Component data from apps and pages:
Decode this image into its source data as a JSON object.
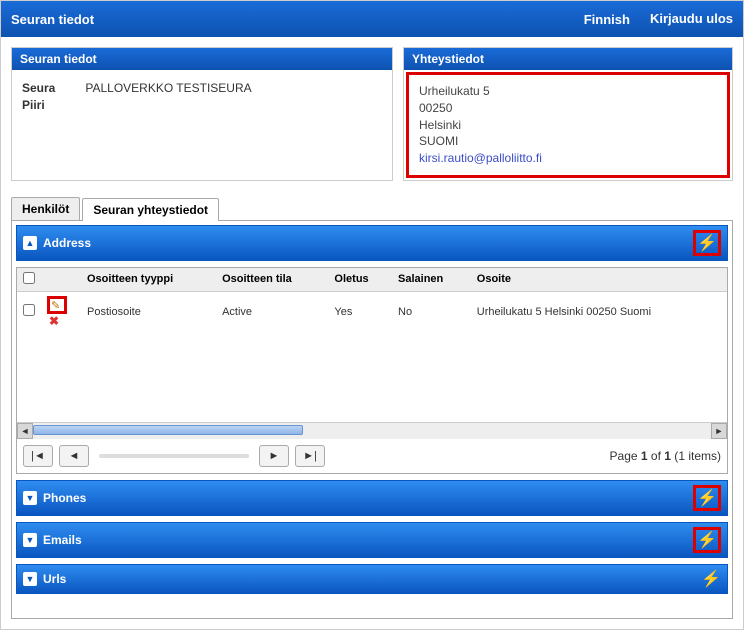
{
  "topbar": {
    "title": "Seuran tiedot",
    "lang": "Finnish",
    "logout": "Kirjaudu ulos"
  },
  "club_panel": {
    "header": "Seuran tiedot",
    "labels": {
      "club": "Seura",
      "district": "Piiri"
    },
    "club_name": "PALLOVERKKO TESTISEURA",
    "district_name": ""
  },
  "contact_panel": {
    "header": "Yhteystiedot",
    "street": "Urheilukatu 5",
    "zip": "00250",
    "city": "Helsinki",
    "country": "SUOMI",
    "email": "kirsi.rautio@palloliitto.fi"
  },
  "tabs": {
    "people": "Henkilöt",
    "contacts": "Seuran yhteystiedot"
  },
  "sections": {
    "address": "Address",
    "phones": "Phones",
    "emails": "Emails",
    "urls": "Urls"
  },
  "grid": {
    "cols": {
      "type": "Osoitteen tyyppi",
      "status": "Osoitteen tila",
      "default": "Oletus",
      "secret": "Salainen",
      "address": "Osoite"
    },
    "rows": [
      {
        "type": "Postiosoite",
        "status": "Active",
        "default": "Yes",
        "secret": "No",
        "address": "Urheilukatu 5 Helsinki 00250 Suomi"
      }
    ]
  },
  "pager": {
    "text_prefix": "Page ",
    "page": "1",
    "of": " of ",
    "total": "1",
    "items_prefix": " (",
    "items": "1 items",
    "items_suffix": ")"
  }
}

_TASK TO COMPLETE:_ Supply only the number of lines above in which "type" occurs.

_YOUR SOLUTION:_ 2